It’s no secret that I live in a rural area. Our entire county has less than 14,000 people living in it. My daughter’s senior class has less than 100. To say we’re small is an understatement, but I wouldn’t have it any other way.
Small can be a good thing. Let’s take sports as an example. Yes, there will be small town politics when it comes to kids making sports teams, and it is often more about who the parents are connected to than how good the child is (unless the child is exceptionally talented). But, there is a good side. Growing up in a small area, many youth have more of an opportunity to be noticed, to be worked with individually, and to develop their talents than they would in a much larger community. I know for a fact that if we lived in a large city where my daughter went to a high school with a student body in the thousands, her chances of making a sports team, even J-V, her freshman year would have been nil. She would have been overlooked, forgotten and cut. Four years of daily practices would never have happened. Valuable game-time experience would never be gained, and quite possibly, the passion that she developed to help her rec league team win districts and come runner-up in the state may never have been ignited.
In other words, she’s a good ball player now because we live in a small town. She got noticed. She was worked with individually. She was given room and time to grow. And what is true for her in sports is undoubtedly true for other kids in other areas.
Small churches can serve the same purpose. I’ve been to big churches. I’ve enjoyed their cantatas, worship services and praise bands. Everything is well-rehearsed, smooth and of great quality. And everybody on stage is talented. The musicians are talented. The choirs are talented (they even have auditions to “try out”). The speakers are talented. Everything is done with excellence.
The small church does not have those deep wells of talent to dip into. Our choirs might not be as on-key, and our worship leaders may struggle with nerves on occasion. But, like a small town high school, we’re more likely to notice the “diamond-in-the-rough” level talent than a bigger church. Our choirs don’t have auditions, we welcome anyone who wants to make a joyful noise. Our musicians might not be as polished, and our worship leaders will make the occasional mistake. But usually these are laughed off with knowing smiles and grins. Like a favorite mom and pop restaurant, there are little quirks and imperfections that make the small church a little more homey and comfortable.

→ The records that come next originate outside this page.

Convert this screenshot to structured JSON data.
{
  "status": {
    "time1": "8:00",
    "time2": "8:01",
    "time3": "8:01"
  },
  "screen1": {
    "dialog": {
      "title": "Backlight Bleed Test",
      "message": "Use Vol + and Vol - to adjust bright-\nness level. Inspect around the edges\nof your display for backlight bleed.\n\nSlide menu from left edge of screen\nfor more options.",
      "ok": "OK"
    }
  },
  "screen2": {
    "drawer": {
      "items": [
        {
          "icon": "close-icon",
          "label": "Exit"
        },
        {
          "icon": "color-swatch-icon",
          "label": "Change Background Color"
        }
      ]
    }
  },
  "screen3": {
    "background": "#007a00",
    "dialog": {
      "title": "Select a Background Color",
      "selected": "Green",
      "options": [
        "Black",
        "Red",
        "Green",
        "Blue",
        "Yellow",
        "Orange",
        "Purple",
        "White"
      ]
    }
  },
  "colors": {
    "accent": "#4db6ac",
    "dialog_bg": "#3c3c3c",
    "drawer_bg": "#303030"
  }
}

This is not to say we don’t have our problems. Stories abound of small churches crippled by small thinking. But that’s not the case in every, or even most, small churches. And if you’re looking for a church to blend into, become a fly on the wall, and stay anonymous for a while, then a small church is not the place to be. Like I said, you will be noticed. You will be loved on. But you will also be given time and opportunity to grow, maybe in ways you never dreamed of, and if that’s what you want, then find a healthy small church near you to plug into and become part of their family.
Thank you for this writing Dave. I thank God for the small. It is a good way to live and learn